BEGIN SUPPLIED ENTRIES
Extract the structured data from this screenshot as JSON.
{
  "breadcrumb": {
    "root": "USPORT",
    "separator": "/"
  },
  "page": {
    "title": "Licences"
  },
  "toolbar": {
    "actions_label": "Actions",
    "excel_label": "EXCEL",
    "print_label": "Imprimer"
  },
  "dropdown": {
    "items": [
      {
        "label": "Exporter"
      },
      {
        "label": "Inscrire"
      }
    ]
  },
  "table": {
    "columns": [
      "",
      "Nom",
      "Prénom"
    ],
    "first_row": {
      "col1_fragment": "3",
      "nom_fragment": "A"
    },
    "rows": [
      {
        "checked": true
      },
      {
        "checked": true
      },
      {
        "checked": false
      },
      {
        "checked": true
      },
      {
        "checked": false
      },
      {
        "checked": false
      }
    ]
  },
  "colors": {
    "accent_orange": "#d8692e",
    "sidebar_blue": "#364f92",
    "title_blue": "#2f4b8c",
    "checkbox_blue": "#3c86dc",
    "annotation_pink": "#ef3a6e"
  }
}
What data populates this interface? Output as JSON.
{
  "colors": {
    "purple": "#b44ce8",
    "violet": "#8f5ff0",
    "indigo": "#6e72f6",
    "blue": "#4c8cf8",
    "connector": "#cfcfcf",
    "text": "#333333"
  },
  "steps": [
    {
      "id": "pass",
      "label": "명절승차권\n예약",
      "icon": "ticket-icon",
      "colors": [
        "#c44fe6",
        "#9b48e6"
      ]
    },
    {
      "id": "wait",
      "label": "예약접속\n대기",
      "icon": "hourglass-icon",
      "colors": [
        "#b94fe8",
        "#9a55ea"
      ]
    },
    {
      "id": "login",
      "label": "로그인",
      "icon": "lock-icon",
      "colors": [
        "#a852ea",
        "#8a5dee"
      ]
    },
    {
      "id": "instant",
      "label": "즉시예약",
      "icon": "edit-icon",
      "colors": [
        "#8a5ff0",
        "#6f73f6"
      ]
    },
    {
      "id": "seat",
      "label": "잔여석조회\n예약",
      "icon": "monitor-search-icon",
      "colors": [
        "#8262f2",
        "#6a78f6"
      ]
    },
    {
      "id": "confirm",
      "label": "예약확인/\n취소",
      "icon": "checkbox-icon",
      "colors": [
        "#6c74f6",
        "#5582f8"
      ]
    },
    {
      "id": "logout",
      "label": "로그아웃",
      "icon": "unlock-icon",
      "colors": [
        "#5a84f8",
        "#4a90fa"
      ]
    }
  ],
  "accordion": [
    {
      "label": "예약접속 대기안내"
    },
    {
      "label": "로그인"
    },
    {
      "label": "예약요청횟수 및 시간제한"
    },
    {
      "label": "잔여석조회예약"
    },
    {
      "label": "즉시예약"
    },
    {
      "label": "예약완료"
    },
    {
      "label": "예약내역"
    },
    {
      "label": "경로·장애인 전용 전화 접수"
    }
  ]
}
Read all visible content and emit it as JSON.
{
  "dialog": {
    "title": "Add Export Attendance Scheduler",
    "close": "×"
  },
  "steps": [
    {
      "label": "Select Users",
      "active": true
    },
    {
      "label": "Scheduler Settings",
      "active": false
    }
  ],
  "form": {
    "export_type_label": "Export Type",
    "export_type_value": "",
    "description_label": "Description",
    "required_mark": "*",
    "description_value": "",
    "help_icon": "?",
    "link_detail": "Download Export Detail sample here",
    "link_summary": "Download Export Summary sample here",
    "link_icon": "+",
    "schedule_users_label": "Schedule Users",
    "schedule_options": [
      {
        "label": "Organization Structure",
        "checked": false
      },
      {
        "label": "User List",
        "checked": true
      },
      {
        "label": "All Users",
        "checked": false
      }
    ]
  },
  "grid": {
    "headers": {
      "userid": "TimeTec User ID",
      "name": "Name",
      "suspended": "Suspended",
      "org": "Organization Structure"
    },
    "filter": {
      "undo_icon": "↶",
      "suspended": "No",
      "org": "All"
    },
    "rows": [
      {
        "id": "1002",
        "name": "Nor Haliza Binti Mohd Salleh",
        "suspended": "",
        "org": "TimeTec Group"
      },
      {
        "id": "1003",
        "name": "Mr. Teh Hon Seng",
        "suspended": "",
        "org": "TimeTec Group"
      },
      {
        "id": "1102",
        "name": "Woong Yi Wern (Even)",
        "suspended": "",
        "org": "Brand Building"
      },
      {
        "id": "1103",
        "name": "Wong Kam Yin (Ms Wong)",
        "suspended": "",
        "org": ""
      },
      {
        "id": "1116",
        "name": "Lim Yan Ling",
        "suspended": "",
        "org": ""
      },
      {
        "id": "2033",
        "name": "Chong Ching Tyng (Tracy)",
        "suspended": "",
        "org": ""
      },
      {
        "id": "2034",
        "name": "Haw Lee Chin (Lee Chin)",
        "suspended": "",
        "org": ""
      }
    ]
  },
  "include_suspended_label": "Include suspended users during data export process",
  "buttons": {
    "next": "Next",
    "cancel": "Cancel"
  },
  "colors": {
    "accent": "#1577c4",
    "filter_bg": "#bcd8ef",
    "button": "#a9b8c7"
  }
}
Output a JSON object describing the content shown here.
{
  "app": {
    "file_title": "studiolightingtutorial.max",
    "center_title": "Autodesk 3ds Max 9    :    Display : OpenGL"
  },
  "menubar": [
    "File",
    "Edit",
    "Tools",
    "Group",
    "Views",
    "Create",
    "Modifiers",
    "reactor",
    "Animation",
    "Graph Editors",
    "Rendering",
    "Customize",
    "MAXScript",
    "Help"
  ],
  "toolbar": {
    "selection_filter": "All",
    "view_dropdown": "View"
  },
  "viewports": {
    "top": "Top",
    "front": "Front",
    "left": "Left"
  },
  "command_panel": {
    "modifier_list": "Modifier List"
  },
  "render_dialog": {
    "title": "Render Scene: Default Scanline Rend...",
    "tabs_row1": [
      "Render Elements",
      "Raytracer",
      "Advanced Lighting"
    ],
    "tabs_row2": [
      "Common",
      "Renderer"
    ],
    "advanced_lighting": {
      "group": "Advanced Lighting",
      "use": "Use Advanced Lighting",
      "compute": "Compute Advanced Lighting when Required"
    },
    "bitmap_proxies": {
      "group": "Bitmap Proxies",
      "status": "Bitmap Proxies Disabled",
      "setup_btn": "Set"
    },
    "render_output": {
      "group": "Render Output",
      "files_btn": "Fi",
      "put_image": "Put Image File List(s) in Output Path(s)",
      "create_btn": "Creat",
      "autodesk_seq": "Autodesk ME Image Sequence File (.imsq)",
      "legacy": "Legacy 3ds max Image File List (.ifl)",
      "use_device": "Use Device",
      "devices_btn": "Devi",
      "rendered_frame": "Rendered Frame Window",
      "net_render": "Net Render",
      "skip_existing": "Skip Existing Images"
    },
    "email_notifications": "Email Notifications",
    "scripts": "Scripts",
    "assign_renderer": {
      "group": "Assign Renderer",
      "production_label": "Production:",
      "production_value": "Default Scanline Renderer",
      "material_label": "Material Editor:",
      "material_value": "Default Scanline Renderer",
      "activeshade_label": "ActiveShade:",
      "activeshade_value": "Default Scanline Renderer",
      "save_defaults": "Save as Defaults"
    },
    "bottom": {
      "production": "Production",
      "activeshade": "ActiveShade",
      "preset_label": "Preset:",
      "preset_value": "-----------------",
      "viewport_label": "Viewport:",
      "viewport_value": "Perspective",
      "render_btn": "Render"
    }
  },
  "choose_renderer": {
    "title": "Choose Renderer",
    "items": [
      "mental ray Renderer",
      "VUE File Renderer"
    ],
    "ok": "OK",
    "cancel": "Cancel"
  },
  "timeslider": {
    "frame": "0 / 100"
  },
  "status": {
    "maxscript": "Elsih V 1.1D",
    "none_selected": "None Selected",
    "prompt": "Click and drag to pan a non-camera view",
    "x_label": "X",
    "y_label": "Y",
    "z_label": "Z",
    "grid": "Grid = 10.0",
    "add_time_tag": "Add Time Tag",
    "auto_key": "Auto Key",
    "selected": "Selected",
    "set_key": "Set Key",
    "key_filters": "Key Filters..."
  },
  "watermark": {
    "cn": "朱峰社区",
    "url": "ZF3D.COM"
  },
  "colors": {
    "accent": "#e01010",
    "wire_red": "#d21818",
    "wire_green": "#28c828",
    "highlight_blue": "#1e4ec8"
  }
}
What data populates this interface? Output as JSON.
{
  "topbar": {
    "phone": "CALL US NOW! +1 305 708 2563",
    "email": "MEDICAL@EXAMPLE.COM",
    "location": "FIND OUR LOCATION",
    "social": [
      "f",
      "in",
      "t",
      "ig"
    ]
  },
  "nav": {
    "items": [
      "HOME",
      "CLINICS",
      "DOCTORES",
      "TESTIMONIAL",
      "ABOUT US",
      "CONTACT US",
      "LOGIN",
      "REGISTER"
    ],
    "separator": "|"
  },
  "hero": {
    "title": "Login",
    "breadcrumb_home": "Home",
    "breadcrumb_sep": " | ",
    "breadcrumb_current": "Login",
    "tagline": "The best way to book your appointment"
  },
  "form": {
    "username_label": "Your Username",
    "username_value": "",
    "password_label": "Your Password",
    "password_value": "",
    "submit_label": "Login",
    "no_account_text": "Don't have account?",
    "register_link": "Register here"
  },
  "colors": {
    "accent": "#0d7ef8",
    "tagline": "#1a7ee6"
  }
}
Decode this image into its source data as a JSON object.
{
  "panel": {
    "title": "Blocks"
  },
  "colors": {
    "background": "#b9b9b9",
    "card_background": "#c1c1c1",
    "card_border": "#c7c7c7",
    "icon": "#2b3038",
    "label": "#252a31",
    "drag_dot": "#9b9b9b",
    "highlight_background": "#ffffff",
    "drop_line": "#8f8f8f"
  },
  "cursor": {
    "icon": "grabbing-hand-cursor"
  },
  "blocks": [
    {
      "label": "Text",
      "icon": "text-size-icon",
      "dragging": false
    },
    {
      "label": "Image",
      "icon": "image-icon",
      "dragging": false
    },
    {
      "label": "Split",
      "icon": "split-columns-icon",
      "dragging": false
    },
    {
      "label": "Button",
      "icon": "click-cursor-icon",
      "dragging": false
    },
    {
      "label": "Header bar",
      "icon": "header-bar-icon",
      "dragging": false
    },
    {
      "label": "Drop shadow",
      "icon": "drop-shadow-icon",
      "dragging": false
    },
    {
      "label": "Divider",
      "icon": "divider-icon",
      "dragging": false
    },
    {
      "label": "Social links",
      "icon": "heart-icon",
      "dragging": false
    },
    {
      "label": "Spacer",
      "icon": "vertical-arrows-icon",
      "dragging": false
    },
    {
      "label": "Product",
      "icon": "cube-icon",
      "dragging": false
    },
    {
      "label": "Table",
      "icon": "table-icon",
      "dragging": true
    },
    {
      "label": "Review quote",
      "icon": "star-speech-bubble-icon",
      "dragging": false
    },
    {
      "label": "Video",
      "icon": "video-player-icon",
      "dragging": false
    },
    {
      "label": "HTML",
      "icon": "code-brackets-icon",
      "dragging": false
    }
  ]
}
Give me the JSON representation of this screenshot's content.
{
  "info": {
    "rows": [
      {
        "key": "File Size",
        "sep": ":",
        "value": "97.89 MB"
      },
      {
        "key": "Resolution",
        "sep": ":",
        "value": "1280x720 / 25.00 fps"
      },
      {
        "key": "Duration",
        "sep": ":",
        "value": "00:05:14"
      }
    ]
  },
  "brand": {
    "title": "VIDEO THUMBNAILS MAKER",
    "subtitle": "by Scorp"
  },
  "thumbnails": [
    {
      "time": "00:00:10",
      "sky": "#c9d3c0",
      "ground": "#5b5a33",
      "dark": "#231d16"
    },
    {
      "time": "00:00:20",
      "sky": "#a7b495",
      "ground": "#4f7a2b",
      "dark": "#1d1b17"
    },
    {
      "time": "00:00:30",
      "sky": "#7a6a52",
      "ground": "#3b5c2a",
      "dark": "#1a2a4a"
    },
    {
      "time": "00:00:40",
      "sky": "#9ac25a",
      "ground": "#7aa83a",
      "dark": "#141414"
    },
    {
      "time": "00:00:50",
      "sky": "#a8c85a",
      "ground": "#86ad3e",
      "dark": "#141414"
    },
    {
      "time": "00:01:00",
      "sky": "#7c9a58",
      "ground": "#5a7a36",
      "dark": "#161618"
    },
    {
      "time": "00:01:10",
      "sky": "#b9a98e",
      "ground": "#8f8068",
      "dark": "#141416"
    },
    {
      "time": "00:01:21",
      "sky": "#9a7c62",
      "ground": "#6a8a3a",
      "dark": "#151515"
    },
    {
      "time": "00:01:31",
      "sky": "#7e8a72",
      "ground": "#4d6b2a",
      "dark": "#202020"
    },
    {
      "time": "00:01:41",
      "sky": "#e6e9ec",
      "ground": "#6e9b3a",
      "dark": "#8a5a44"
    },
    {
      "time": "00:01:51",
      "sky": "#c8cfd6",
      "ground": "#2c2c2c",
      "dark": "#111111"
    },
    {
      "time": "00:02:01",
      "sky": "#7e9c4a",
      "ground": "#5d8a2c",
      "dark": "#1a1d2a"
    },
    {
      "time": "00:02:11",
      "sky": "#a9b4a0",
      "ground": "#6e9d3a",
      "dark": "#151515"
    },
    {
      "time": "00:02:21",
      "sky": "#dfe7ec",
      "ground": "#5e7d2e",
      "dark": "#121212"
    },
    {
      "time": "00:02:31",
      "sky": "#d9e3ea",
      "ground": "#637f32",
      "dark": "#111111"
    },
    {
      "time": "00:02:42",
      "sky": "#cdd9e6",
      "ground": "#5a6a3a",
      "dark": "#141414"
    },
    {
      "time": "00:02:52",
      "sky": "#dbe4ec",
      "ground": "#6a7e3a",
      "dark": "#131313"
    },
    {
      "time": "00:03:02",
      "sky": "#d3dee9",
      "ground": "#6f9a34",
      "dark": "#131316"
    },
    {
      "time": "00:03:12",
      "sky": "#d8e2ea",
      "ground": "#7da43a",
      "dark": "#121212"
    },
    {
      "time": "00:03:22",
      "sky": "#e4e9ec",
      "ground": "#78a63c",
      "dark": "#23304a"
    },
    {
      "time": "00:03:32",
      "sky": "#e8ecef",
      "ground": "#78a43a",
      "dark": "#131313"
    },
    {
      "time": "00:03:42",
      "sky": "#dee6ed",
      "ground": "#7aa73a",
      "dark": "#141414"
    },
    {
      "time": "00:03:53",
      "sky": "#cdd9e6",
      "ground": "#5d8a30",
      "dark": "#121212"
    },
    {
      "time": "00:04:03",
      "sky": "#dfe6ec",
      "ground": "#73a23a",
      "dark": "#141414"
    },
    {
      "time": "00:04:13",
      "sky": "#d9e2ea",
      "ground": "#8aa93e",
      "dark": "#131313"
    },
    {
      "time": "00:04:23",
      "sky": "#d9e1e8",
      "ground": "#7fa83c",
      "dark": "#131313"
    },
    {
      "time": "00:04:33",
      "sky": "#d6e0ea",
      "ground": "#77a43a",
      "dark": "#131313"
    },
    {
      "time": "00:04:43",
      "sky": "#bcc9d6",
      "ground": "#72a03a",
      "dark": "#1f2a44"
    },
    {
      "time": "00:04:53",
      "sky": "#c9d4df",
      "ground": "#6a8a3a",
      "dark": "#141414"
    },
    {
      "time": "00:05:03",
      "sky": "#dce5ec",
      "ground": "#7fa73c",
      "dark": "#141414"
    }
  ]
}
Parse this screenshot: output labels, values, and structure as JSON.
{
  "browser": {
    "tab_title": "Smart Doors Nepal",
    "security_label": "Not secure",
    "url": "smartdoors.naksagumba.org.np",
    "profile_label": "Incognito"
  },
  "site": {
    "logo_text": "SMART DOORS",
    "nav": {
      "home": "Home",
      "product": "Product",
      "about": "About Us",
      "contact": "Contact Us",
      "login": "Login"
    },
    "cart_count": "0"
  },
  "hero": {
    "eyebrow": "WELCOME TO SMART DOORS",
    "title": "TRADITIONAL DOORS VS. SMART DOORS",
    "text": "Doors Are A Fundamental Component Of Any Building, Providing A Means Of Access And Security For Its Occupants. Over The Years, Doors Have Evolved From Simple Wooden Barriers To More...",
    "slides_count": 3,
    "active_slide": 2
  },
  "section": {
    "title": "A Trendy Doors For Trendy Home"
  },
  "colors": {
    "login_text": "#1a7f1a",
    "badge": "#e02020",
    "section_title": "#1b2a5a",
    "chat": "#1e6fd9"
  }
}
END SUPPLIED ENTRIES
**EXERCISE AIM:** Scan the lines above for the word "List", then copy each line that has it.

**WRITTEN ANSWER:**
        "label": "User List",
    "modifier_list": "Modifier List"
      "put_image": "Put Image File List(s) in Output Path(s)",
      "legacy": "Legacy 3ds max Image File List (.ifl)",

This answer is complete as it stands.